As We See It and What the Constitution Means to Me

477 West Spring Street, Fayetteville

As We See It and What the Constitution Means to Me

January 20, 2024 - March 5, 2024

Lourdes Valverde, Behnaz Sohrabian, Juliana Duque

Reception February 8, 2024 at 6pm at T2.

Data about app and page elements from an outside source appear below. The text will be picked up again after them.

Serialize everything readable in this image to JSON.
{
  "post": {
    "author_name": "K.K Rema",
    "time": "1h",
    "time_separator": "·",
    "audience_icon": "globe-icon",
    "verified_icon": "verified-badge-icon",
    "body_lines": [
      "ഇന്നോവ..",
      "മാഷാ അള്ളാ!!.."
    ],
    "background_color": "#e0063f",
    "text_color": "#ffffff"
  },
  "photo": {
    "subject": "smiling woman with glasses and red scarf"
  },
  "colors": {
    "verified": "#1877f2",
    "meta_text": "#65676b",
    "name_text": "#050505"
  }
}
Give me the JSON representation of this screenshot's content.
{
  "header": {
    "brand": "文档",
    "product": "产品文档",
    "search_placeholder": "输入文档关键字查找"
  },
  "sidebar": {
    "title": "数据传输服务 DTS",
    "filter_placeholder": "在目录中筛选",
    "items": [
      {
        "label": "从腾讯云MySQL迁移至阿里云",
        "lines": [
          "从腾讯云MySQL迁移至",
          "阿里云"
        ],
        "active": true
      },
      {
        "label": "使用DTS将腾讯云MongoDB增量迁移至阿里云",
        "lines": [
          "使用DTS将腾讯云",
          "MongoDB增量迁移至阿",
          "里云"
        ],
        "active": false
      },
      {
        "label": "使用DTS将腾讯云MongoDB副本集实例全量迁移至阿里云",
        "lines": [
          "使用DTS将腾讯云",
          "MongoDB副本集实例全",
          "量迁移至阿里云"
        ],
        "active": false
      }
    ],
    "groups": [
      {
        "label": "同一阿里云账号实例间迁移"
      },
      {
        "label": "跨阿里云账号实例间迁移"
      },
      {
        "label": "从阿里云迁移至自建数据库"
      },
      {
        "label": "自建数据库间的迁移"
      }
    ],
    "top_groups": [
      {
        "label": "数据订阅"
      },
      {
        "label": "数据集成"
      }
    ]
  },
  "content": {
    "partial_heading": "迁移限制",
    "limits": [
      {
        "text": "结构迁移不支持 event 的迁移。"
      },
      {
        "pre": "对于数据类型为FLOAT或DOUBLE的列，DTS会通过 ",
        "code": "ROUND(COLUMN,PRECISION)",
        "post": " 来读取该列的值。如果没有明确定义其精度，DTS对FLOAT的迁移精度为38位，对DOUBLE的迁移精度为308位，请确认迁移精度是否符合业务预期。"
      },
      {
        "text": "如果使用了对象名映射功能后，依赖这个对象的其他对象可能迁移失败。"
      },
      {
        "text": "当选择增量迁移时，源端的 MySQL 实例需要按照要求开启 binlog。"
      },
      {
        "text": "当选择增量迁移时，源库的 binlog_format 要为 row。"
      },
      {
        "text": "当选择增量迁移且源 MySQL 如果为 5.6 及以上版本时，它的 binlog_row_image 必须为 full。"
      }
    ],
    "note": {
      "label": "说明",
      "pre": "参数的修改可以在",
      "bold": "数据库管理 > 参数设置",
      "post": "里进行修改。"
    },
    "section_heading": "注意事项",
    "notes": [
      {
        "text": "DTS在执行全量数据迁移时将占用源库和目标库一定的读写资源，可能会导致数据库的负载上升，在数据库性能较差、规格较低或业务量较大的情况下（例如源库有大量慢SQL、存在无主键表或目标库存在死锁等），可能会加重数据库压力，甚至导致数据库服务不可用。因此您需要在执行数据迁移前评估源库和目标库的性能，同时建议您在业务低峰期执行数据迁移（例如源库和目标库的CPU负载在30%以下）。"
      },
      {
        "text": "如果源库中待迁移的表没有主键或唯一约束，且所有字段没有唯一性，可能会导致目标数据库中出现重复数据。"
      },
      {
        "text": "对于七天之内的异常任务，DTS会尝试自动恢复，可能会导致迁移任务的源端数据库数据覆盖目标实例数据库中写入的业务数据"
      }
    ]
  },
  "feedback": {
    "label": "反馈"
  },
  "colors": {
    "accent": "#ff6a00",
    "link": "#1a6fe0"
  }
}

In most cultures, women begin as girls to see that their entire future depends on the success of their effort to fit within parameters that afford few if any human rights. Those rights include the right to choose, to vote, to work, to have agency over their bodies, and to have human equality in the society where they live and sometimes die. How much right to live a reasonable and free life does a young girl envision when faced with the entrenched fallacy of having been created from a man’s rib?
Valverde, Duque, and Sohrabian are three long-represented Art Ventures artists who saliently tell the facts about where women are placed in the rubric of most cultures around the globe in contemporary times, including in the United States. Their visual tales reflect the subjugation or marginalization of women in intellectual, physical, emotional, and in many other large and small ways at home and, if not there, in the larger society. As We See It explores and reflects the many ways women represent awareness of skewed rules and their push back against marginalization.